Only the lines with the string "JSON" are needed; return each of them from the entries below.

Material for this task:
────────────────────────────────────────

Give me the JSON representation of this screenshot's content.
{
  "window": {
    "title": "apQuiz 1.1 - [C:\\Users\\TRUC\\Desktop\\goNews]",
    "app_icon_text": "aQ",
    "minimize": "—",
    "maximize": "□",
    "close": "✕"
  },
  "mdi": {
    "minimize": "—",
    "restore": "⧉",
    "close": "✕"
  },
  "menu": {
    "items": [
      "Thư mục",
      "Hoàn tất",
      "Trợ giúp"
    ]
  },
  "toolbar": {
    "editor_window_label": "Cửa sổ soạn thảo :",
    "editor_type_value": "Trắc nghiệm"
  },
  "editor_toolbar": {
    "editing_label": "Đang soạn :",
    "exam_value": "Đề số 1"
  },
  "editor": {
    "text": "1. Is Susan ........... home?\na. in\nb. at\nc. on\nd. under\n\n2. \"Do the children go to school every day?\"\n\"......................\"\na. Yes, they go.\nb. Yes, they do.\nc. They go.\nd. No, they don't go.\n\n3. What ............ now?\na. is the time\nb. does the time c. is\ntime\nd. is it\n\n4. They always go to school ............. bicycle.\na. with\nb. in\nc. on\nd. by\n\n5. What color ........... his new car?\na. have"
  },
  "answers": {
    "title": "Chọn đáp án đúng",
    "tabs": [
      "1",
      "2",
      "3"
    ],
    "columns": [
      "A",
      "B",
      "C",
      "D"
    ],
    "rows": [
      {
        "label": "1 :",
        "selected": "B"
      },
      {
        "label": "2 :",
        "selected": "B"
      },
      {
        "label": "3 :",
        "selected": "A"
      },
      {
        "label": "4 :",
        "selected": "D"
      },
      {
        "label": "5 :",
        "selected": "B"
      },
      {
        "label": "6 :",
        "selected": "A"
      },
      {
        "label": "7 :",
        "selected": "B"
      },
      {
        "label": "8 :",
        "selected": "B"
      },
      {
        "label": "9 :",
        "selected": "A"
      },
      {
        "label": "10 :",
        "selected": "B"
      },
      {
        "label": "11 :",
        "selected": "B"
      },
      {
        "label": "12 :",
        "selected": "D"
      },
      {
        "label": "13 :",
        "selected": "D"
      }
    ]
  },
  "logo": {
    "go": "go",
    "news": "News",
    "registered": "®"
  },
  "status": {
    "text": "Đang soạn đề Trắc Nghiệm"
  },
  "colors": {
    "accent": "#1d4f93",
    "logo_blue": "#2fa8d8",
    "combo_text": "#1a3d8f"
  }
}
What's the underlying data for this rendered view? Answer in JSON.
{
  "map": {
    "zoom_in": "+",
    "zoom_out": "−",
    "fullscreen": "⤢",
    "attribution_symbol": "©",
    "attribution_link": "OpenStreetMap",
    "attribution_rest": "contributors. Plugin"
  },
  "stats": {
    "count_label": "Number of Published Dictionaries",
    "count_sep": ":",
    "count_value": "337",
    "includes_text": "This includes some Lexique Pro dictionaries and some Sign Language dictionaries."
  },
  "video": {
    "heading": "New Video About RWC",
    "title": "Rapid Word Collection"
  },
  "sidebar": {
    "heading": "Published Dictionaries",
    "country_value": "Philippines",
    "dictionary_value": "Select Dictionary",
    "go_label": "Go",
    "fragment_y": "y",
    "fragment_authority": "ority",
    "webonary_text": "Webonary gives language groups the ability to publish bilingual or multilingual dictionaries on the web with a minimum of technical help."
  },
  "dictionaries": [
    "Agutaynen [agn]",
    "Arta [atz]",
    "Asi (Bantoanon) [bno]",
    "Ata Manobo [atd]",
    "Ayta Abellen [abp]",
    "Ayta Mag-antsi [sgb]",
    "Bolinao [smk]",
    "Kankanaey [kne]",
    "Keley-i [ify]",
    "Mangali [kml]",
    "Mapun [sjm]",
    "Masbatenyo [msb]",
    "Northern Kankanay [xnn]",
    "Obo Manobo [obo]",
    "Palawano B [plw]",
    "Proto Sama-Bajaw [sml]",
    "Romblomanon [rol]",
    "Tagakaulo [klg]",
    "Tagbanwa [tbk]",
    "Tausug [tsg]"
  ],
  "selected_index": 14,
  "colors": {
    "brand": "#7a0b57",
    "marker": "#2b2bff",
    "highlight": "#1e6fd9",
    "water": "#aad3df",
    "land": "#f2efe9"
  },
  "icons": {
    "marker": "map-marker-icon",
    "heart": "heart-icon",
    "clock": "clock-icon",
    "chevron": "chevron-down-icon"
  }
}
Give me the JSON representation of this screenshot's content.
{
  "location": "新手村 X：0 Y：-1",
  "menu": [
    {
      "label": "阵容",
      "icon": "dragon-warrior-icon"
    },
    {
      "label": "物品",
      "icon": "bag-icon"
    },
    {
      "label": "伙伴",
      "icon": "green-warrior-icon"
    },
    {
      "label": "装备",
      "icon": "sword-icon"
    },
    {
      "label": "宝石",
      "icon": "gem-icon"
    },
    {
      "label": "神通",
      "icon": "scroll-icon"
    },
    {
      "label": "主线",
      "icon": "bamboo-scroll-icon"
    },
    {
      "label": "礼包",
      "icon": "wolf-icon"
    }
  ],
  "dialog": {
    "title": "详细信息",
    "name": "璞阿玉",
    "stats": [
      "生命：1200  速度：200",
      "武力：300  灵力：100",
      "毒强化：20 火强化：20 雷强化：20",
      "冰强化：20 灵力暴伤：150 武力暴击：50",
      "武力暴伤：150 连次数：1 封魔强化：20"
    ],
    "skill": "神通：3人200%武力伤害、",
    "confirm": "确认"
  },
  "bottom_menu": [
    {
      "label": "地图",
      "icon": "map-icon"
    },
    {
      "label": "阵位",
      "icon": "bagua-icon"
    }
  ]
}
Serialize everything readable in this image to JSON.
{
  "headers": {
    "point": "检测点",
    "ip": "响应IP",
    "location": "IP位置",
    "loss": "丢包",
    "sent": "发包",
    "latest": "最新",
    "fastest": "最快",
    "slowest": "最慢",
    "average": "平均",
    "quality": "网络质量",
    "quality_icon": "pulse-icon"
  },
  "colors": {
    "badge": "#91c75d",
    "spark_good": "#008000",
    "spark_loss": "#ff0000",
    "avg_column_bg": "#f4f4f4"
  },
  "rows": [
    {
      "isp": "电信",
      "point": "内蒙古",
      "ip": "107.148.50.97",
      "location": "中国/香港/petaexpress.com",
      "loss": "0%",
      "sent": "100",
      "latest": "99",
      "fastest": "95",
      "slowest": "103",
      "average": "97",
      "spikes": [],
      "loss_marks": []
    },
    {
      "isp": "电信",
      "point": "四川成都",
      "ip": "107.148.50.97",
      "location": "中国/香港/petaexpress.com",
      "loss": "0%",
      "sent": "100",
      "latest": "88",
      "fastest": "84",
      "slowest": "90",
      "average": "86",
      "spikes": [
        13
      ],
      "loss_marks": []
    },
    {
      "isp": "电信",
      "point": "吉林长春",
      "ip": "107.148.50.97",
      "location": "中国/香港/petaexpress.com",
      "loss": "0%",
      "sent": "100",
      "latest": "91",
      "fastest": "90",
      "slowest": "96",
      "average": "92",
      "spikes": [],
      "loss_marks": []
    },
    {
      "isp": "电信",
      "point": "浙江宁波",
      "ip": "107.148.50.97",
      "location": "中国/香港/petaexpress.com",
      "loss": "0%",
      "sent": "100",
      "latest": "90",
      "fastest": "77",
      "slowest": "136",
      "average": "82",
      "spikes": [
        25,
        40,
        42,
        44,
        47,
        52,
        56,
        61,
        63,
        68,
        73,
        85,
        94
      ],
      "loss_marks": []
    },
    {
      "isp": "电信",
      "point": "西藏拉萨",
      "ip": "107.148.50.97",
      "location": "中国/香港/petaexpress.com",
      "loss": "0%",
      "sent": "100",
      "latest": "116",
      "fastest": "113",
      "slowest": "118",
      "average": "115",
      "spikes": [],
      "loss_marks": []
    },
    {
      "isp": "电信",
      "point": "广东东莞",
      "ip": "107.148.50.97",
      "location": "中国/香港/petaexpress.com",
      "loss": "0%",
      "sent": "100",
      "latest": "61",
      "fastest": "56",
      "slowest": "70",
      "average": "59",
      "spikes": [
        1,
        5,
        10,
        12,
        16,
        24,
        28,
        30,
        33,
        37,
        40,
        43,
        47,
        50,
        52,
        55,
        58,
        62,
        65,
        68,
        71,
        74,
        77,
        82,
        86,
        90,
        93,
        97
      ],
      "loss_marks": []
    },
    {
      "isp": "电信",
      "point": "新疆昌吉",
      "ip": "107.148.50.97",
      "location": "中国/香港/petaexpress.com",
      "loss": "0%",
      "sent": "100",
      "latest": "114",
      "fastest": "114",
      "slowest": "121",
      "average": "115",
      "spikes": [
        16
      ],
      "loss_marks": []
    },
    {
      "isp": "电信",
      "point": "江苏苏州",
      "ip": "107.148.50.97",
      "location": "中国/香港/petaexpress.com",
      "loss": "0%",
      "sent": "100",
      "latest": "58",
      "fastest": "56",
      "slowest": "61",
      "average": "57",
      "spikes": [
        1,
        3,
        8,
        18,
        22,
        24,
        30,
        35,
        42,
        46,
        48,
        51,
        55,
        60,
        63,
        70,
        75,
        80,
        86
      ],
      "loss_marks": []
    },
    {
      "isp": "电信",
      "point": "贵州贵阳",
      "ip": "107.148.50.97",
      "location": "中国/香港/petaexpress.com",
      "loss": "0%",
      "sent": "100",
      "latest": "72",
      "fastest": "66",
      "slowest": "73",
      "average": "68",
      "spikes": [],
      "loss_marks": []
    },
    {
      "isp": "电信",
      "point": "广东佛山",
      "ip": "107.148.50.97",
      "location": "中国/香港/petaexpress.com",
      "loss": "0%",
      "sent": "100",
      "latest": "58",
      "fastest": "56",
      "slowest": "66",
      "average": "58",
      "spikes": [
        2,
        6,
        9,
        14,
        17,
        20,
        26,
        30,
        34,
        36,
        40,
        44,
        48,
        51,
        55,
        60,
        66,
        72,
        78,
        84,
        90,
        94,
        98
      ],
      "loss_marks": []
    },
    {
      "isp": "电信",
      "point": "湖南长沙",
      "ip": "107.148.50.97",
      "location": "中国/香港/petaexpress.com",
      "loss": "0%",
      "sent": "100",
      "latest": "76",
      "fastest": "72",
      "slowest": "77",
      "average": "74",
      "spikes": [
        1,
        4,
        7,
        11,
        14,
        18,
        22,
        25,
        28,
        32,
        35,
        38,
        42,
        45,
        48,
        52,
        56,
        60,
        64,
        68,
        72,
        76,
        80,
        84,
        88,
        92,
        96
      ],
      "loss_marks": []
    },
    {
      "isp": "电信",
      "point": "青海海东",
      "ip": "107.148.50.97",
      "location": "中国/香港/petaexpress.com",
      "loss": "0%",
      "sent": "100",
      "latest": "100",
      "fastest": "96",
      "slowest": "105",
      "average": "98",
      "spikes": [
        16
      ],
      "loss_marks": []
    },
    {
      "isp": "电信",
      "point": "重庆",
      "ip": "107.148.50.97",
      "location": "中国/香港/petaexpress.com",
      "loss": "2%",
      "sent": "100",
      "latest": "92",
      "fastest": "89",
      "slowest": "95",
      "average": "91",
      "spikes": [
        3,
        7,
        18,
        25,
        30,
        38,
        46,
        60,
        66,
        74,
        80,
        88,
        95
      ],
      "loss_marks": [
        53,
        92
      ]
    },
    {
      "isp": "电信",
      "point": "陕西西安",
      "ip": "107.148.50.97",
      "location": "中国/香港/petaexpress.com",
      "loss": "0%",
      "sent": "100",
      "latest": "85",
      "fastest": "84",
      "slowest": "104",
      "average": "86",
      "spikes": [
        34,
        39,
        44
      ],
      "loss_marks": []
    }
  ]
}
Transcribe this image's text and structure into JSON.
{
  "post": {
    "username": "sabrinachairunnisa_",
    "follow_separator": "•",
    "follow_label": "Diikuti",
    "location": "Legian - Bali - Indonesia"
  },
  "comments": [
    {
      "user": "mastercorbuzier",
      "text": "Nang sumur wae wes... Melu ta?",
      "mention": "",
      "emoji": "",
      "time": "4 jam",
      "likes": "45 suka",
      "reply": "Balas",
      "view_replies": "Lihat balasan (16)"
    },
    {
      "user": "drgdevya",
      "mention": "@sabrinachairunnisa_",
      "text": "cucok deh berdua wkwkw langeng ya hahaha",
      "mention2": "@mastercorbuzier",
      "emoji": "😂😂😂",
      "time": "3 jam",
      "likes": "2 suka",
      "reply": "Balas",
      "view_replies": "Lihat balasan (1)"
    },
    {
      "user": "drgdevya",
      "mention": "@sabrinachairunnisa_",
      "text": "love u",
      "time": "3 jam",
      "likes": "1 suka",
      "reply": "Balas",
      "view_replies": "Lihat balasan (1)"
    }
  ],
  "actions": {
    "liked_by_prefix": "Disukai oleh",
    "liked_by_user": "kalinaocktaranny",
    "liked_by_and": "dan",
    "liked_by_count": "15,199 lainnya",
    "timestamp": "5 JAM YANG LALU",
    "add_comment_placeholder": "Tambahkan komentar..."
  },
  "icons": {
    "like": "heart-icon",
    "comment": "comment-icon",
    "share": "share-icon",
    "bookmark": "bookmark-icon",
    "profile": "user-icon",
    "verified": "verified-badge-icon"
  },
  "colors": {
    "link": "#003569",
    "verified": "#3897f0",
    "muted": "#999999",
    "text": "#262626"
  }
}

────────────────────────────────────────

Solution to this task:
Give me the JSON representation of this screenshot's content.
What's the underlying data for this rendered view? Answer in JSON.
Give me the JSON representation of this screenshot's content.
Serialize everything readable in this image to JSON.
Transcribe this image's text and structure into JSON.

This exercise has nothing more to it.